── SUPPLIED RECORDS ──

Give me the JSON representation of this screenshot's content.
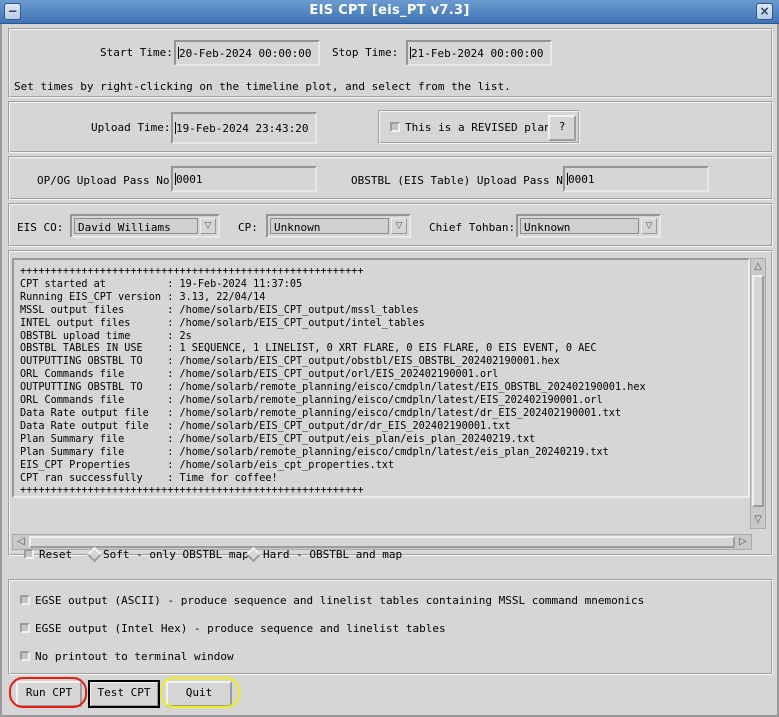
{
  "window": {
    "title": "EIS CPT [eis_PT v7.3]",
    "menu_icon": "window-menu-icon",
    "close_icon": "close-icon"
  },
  "times": {
    "start_label": "Start Time:",
    "start_value": "20-Feb-2024 00:00:00",
    "stop_label": "Stop Time:",
    "stop_value": "21-Feb-2024 00:00:00",
    "hint": "Set times by right-clicking on the timeline plot, and select from the list."
  },
  "upload": {
    "label": "Upload Time:",
    "value": "19-Feb-2024 23:43:20",
    "revised_label": "This is a REVISED plan",
    "help_button": "?"
  },
  "passes": {
    "opog_label": "OP/OG Upload Pass No:",
    "opog_value": "0001",
    "obstbl_label": "OBSTBL (EIS Table) Upload Pass No:",
    "obstbl_value": "0001"
  },
  "staff": {
    "eis_co_label": "EIS CO:",
    "eis_co_value": "David Williams",
    "cp_label": "CP:",
    "cp_value": "Unknown",
    "tohban_label": "Chief Tohban:",
    "tohban_value": "Unknown"
  },
  "console": {
    "lines": [
      "++++++++++++++++++++++++++++++++++++++++++++++++++++++++",
      "CPT started at          : 19-Feb-2024 11:37:05",
      "Running EIS_CPT version : 3.13, 22/04/14",
      "MSSL output files       : /home/solarb/EIS_CPT_output/mssl_tables",
      "INTEL output files      : /home/solarb/EIS_CPT_output/intel_tables",
      "OBSTBL upload time      : 2s",
      "OBSTBL TABLES IN USE    : 1 SEQUENCE, 1 LINELIST, 0 XRT FLARE, 0 EIS FLARE, 0 EIS EVENT, 0 AEC",
      "OUTPUTTING OBSTBL TO    : /home/solarb/EIS_CPT_output/obstbl/EIS_OBSTBL_202402190001.hex",
      "ORL Commands file       : /home/solarb/EIS_CPT_output/orl/EIS_202402190001.orl",
      "OUTPUTTING OBSTBL TO    : /home/solarb/remote_planning/eisco/cmdpln/latest/EIS_OBSTBL_202402190001.hex",
      "ORL Commands file       : /home/solarb/remote_planning/eisco/cmdpln/latest/EIS_202402190001.orl",
      "Data Rate output file   : /home/solarb/remote_planning/eisco/cmdpln/latest/dr_EIS_202402190001.txt",
      "Data Rate output file   : /home/solarb/EIS_CPT_output/dr/dr_EIS_202402190001.txt",
      "Plan Summary file       : /home/solarb/EIS_CPT_output/eis_plan/eis_plan_20240219.txt",
      "Plan Summary file       : /home/solarb/remote_planning/eisco/cmdpln/latest/eis_plan_20240219.txt",
      "EIS_CPT Properties      : /home/solarb/eis_cpt_properties.txt",
      "CPT ran successfully    : Time for coffee!",
      "++++++++++++++++++++++++++++++++++++++++++++++++++++++++"
    ]
  },
  "reset_options": {
    "reset_label": "Reset",
    "soft_label": "Soft - only OBSTBL map",
    "hard_label": "Hard - OBSTBL and map"
  },
  "output_options": {
    "egse_ascii": "EGSE output (ASCII) - produce sequence and linelist tables containing MSSL command mnemonics",
    "egse_intel": "EGSE output (Intel Hex) - produce sequence and linelist tables",
    "no_printout": "No printout to terminal window"
  },
  "actions": {
    "run": "Run CPT",
    "test": "Test CPT",
    "quit": "Quit"
  },
  "colors": {
    "titlebar": "#3f74b4",
    "background": "#d6d6d6",
    "annotation_red": "#e81c0c",
    "annotation_yellow": "#f4ee0c"
  }
}
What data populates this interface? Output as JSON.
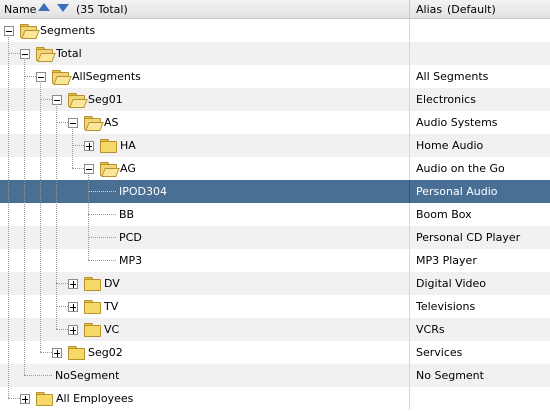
{
  "header": {
    "name_label": "Name",
    "total_label": "(35 Total)",
    "alias_label": "Alias",
    "alias_default": "(Default)"
  },
  "rows": [
    {
      "label": "Segments",
      "alias": ""
    },
    {
      "label": "Total",
      "alias": ""
    },
    {
      "label": "AllSegments",
      "alias": "All Segments"
    },
    {
      "label": "Seg01",
      "alias": "Electronics"
    },
    {
      "label": "AS",
      "alias": "Audio Systems"
    },
    {
      "label": "HA",
      "alias": "Home Audio"
    },
    {
      "label": "AG",
      "alias": "Audio on the Go"
    },
    {
      "label": "IPOD304",
      "alias": "Personal Audio"
    },
    {
      "label": "BB",
      "alias": "Boom Box"
    },
    {
      "label": "PCD",
      "alias": "Personal CD Player"
    },
    {
      "label": "MP3",
      "alias": "MP3 Player"
    },
    {
      "label": "DV",
      "alias": "Digital Video"
    },
    {
      "label": "TV",
      "alias": "Televisions"
    },
    {
      "label": "VC",
      "alias": "VCRs"
    },
    {
      "label": "Seg02",
      "alias": "Services"
    },
    {
      "label": "NoSegment",
      "alias": "No Segment"
    },
    {
      "label": "All Employees",
      "alias": ""
    }
  ],
  "colors": {
    "selection": "#4a6f95",
    "alt_row": "#f1f1f1",
    "sort_arrow": "#3a6fc0",
    "folder": "#f7d866"
  }
}
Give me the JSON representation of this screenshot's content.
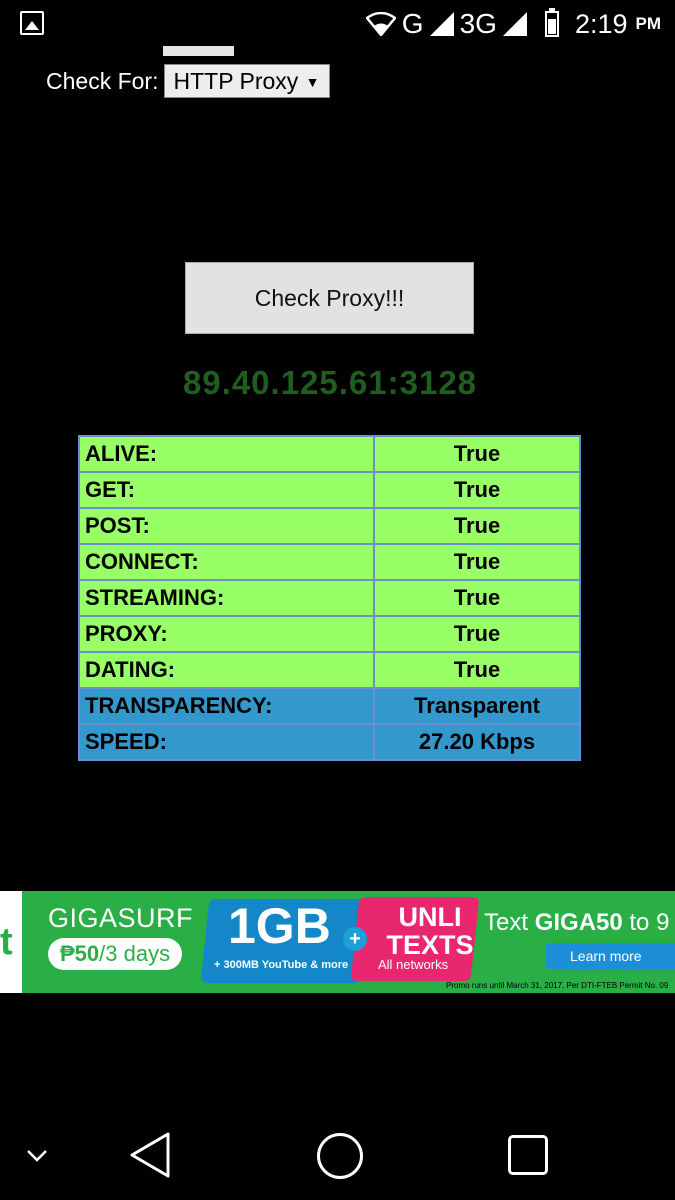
{
  "status_bar": {
    "network_1": "G",
    "network_2": "3G",
    "time": "2:19",
    "ampm": "PM",
    "icons": [
      "gallery-icon",
      "wifi-icon",
      "signal-icon",
      "battery-icon"
    ]
  },
  "form": {
    "check_for_label": "Check For:",
    "check_for_selected": "HTTP Proxy",
    "check_button_label": "Check Proxy!!!"
  },
  "result": {
    "proxy_address": "89.40.125.61:3128",
    "rows": [
      {
        "key": "ALIVE:",
        "value": "True"
      },
      {
        "key": "GET:",
        "value": "True"
      },
      {
        "key": "POST:",
        "value": "True"
      },
      {
        "key": "CONNECT:",
        "value": "True"
      },
      {
        "key": "STREAMING:",
        "value": "True"
      },
      {
        "key": "PROXY:",
        "value": "True"
      },
      {
        "key": "DATING:",
        "value": "True"
      },
      {
        "key": "TRANSPARENCY:",
        "value": "Transparent"
      },
      {
        "key": "SPEED:",
        "value": "27.20 Kbps"
      }
    ]
  },
  "ad": {
    "brand_letter": "t",
    "title": "GIGASURF",
    "price": "₱50",
    "price_period": "/3 days",
    "data_offer": "1GB",
    "data_sub": "+ 300MB YouTube & more",
    "texts_offer": "UNLI TEXTS",
    "texts_sub": "All networks",
    "cta_text": "Text ",
    "cta_code": "GIGA50",
    "cta_to": " to 9",
    "learn_more": "Learn more",
    "fine_print": "Promo runs until March 31, 2017. Per DTI-FTEB Permit No. 09"
  },
  "colors": {
    "ok_row": "#99ff66",
    "info_row": "#3399cc",
    "proxy_text": "#1f5e1f",
    "ad_green": "#2aae46"
  }
}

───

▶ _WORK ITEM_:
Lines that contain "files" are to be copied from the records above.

▶ _TASK OUTPUT_:
      "MSSL output files       : /home/solarb/EIS_CPT_output/mssl_tables",
      "INTEL output files      : /home/solarb/EIS_CPT_output/intel_tables",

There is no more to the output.